How to Throw a Dinner Party for 45 People
1. Roommates with opposite work schedules will have difficulties planning large-scale events.
- Neither of us was around for the week's planning, so at least 7 To-Do lists were tacked to the fridge.
-We did our grocery shopping at midnight the night before, after two equally long and stressful workdays. The bottle of wine at dinner got us through a concert in the evening, but by midnight we were both on empty.
-However, it was required of us to put at least 3 good hours of prep cooking in before we could rest. What could have proven to have derailed the party actually turned out to be quite a lot of fun. I announced, grating sweet potatoes in the bathroom sink at 3am, "I'm already convinced we should do this again." Danielle, knee-deep in a pound of spinach, heartily concurred.
2. Arrange all of the evening's cooking, timing the arrival of each dish and the schedule of its baking.

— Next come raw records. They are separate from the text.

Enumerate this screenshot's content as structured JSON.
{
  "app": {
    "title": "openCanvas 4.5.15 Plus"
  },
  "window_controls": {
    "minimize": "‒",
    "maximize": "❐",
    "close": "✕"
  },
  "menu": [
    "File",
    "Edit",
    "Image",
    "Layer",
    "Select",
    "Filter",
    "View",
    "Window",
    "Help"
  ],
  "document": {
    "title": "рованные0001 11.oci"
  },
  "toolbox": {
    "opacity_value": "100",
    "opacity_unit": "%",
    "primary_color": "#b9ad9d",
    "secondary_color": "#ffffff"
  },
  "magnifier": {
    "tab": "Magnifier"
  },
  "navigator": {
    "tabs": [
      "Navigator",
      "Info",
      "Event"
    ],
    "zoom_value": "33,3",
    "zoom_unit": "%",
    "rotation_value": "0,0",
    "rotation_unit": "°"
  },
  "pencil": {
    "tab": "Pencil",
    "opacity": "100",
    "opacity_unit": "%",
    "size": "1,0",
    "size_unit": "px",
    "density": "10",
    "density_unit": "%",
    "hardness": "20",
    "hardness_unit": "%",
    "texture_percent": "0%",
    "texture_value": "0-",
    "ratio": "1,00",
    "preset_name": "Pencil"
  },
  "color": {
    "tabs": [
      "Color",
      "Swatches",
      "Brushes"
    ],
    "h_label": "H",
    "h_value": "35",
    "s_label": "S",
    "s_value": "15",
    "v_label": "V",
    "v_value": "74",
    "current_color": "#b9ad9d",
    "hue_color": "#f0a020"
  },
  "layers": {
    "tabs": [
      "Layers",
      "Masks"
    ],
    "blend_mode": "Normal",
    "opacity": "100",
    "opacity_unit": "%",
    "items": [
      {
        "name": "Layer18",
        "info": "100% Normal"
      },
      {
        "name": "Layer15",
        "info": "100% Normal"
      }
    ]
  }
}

-The 17 dishes served that evening were on a precise schedule. We also knew, with 25 guests scheduled to arrive (of which 20 could be safely predicted) that not everyone would be able to eat everything. We planned the entree arrivals to the minute, ensuring a swift and well-oiled operation. Only one plastic mixing bowl melted on a lit burner. Only one small grease fire.
-We made sure all of the dishes were as edible as possible without the usual "banquet style" plate stuffing. No "all at once" eating meant that people could chat up what they tried and liked. This allowed some anticipation to build between dishes. And kept people from getting a plate of food at 7:30 and not wanting anymore food for the rest of the night. We essentially starved our guests, teased them I suppose, for the entire evening, and it worked.
-We kept portion sizes small, to avoid leftovers, and planned so that our bedrooms (which acted as separate dining rooms) would each get half of the entrees. That way it did not depend on what you like and dislike but where you happened to be sitting. This worked in theory and in practice to some degree but...
-We did not predict 45 people would show up.
3. You'll be cooking all night.
-Even when the cooking finally subsided to a degree at around 9ish (a full 2 hours after we began cooking) I found it nearly impossible to acclimate myself to my own party. I went into Danielle's bedroom first just to see who was about, and discovered everyone was completely shitfaced. Somewhere a dozen bottles of wine, 3 bottles of whiskey, a 12 pack of beer, and one bottle each of rum, gin, vodka, and tequila had evaporated. I stayed for a minute and then said, "I'll come back when I'm drunk. I wonder if Danielle needs help with those stuffed peppers." It took me til about 12:30am to reach the level of drunkenness most guests reached at about 7:45. Hell, Pat was warmed up for the party by 2pm, a full 5 hours before he showed.
4. Invitations should go out early, but not too early.
-We sent out invitations on the Tuesday before, allowing just enough time to take someone's Saturday evening who had a Saturday evening to spare. We missed the people who had already made out-of-town plans, but also snagged a lot of people (THE AUTHOR OF THIS BLOG is notorious for such behavior) who get emails in advance of large events and let them get buried in Life's Inbox.
5. Get some help.
-My friend John heard me griping about the stress of preparations and offered to help. He did maybe three errands at best, but those errands saved us an hour on the day of the party that we did not have.
-Another helpful piece of advice would be to keep a strict start time to only a handful of guests. We both picked a handful of people to tell "It starts right at 6" and told the rest "7ish." This meant that we had a few minutes to enjoy ourselves before the chaos erupted. And it did, when about 20 showed up in the same 10 minute span.
6. Enlist the help of a notorious socialite.
-During the party, I advise that you find two or three individuals who can keep the atmosphere lively while you're in the kitchen. Since it is your party, people will expect you to talk about your apartment, your decorations, your rent, everything. But you will be cooking. At times, people found their way into the kitchen to make chatter, and all I remember from those conversations was that they weren't talking about the acorn squash, which had to be warmed 20 minutes prior to serving. I now know why an MC and a cook have never been confused. Except Chef Raekwon of the Wu-Tang Clan, but then I've never seen him cook anything.
7. Steak is very popular.
-It broke my heart to see the disappointed faces when, after the 2 pounds of strip steak ascended from beef purgatory to cow heaven in less time than it took to construct that metaphor, the Chilean Sea Bass hit the table. "Oh, $20-a-pound fresh Chilean Sea Bass. Fuck that." Those who got to have their fill of it had one of the best (and easiest) dishes we came up with. The sliced strip steak, dangerously tasty, inspired a bloodthirsty rampage. Next time you consider feeding that many people, keep at least thirty pound of ground chuck on hand in case of emergency.
8. Thank your guests.
-It poured like hell, there wasn't enough food, we didn't buy any mixers, the place got cramped (cozy, but cramped), and neither of us did any real "hosting," but we want to say thank you for all the amazing guests who showed. We really truly appreciate it, and had so much fun cooking for all of you that it wouldn't have mattered if five or fifty showed up.